I for one welcome Rule 37B. One of the biggest criticisms made by plaintiff ICBC injury claims lawyers was that the old Rule 37 was unfair to plaintiffs as a person injured in a car accident was always in a worse financial position to face the consequences of losing at trial than ICBC. This lopsided reality created a lot of pressure on people advancing ICBC injury claims in BC Supreme Court to consider settlement when faced with a Rule 37 formal settlement offer.
It will be interesting to see if our BC courts, when considering “the relative financial circumstances of the parties” will consider ICBC a party to the lawsuit of an ICBC injury claim.
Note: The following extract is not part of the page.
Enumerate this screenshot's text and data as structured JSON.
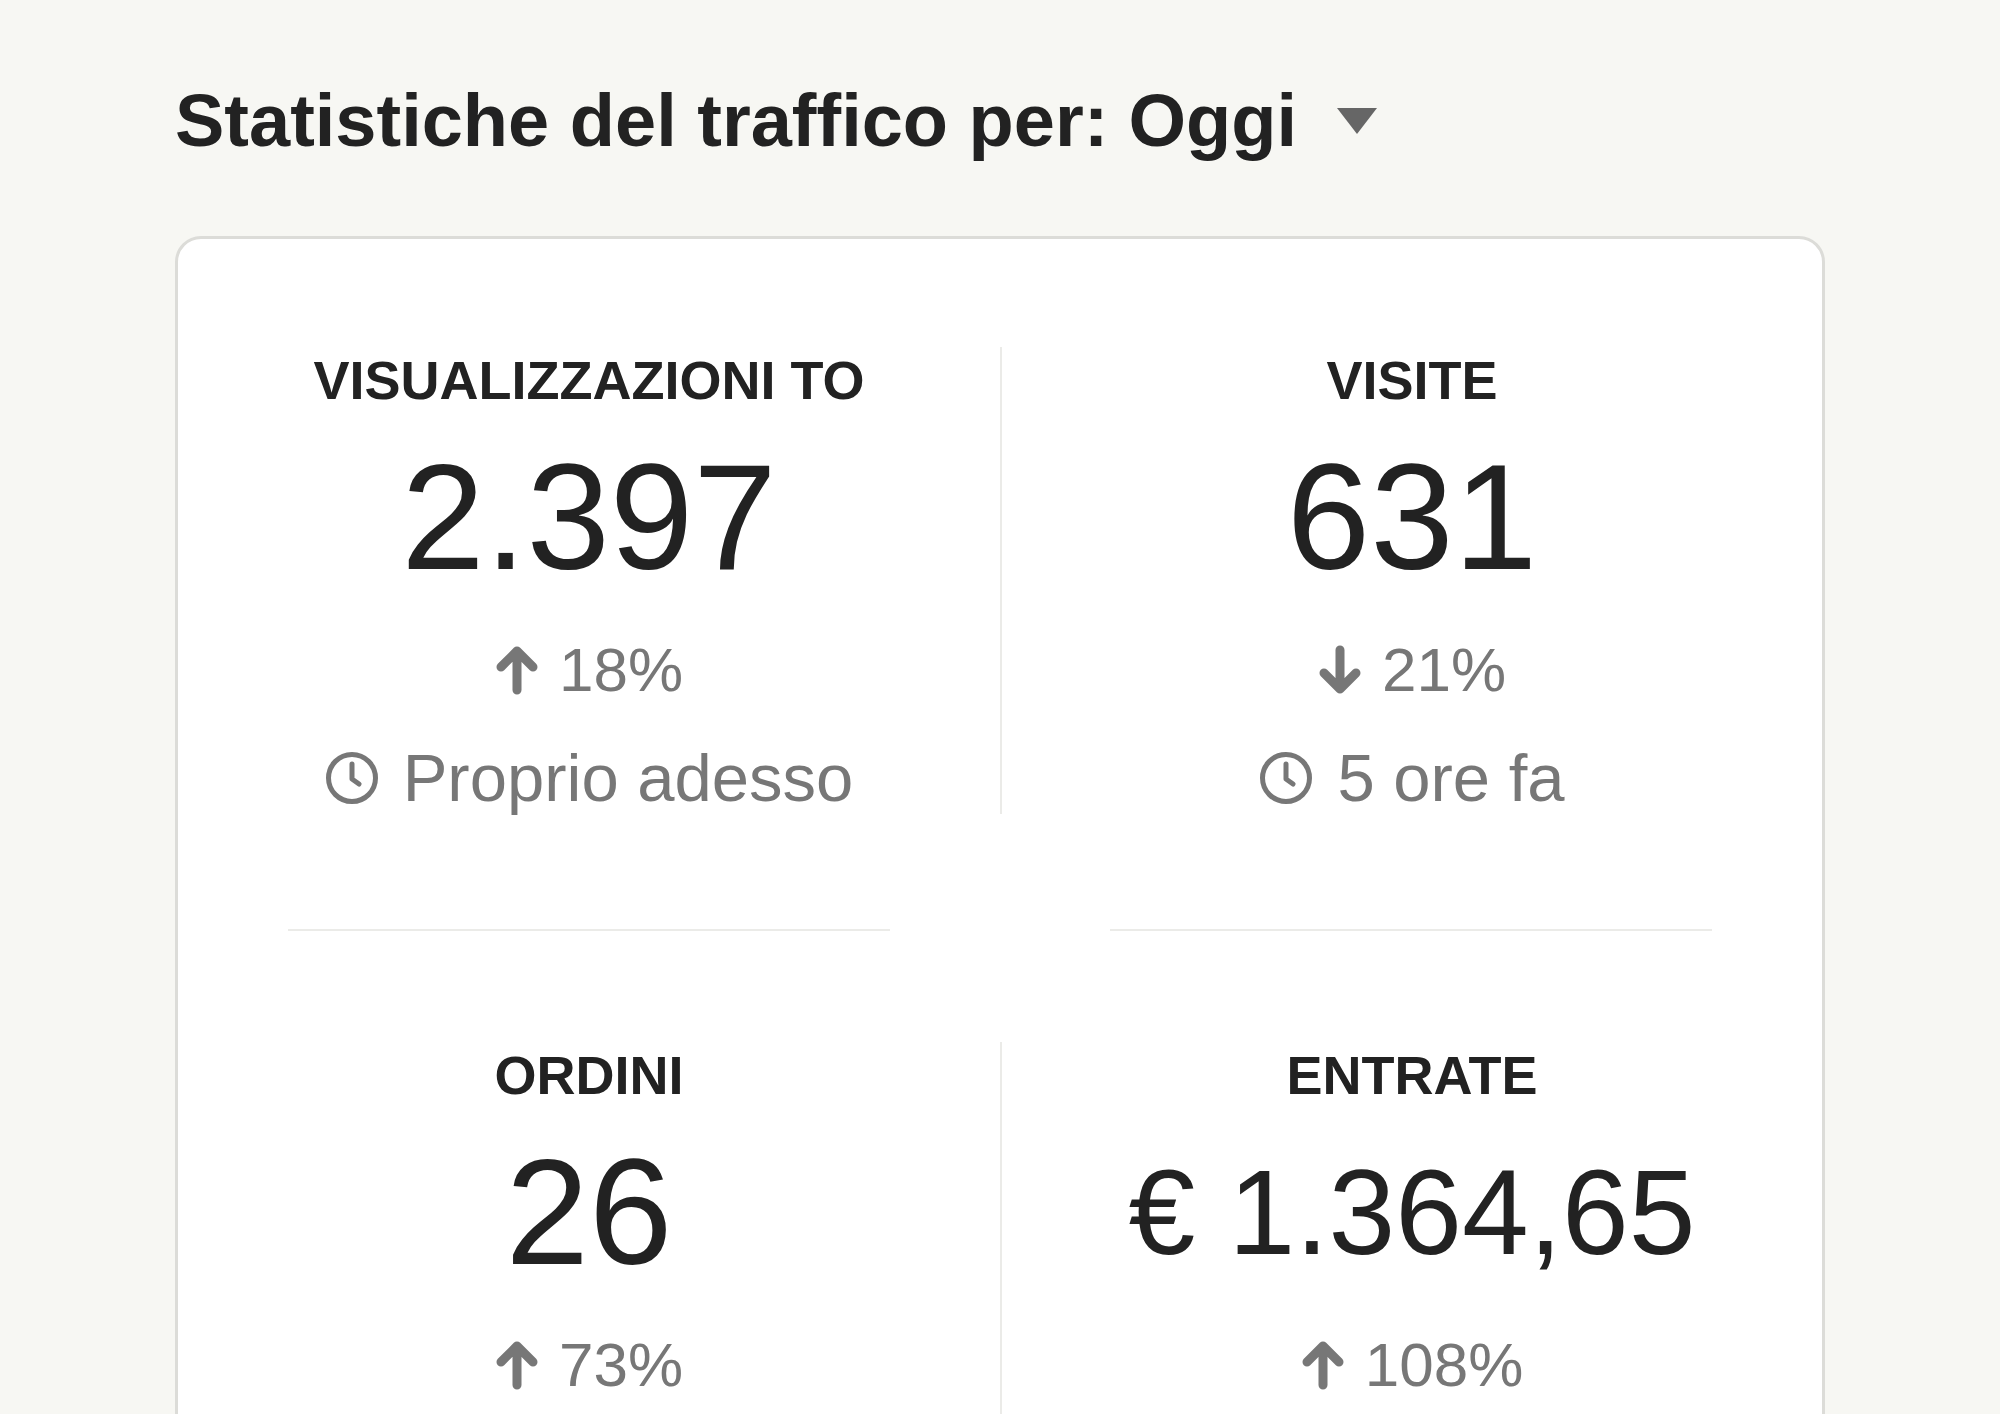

Typically, ICBC is not named as a defendant to a ICBC Injury tort Claim, instead those at fault for the collision are named and often they simply happen to be insured by ICBC. So ICBC is not formally a ‘party’ to most ICBC injury tort claims.
If the court is willing to consider the fact that the Defendant is insured when weighing the ‘relative financial circumstances of the parties‘ then this Rule is a welcome change for anyone advancing an ICBC injury claim. If not, perhaps the court is willing to consider this under “any other factor the court considers appropriate“.
Do you have questions about an ICBC settlement offer or the Rules of Court governing settlement offers in BC Supreme Court? If so click here to arrange a free consultation with ICBC Injury Claims lawyer Erik Magraken.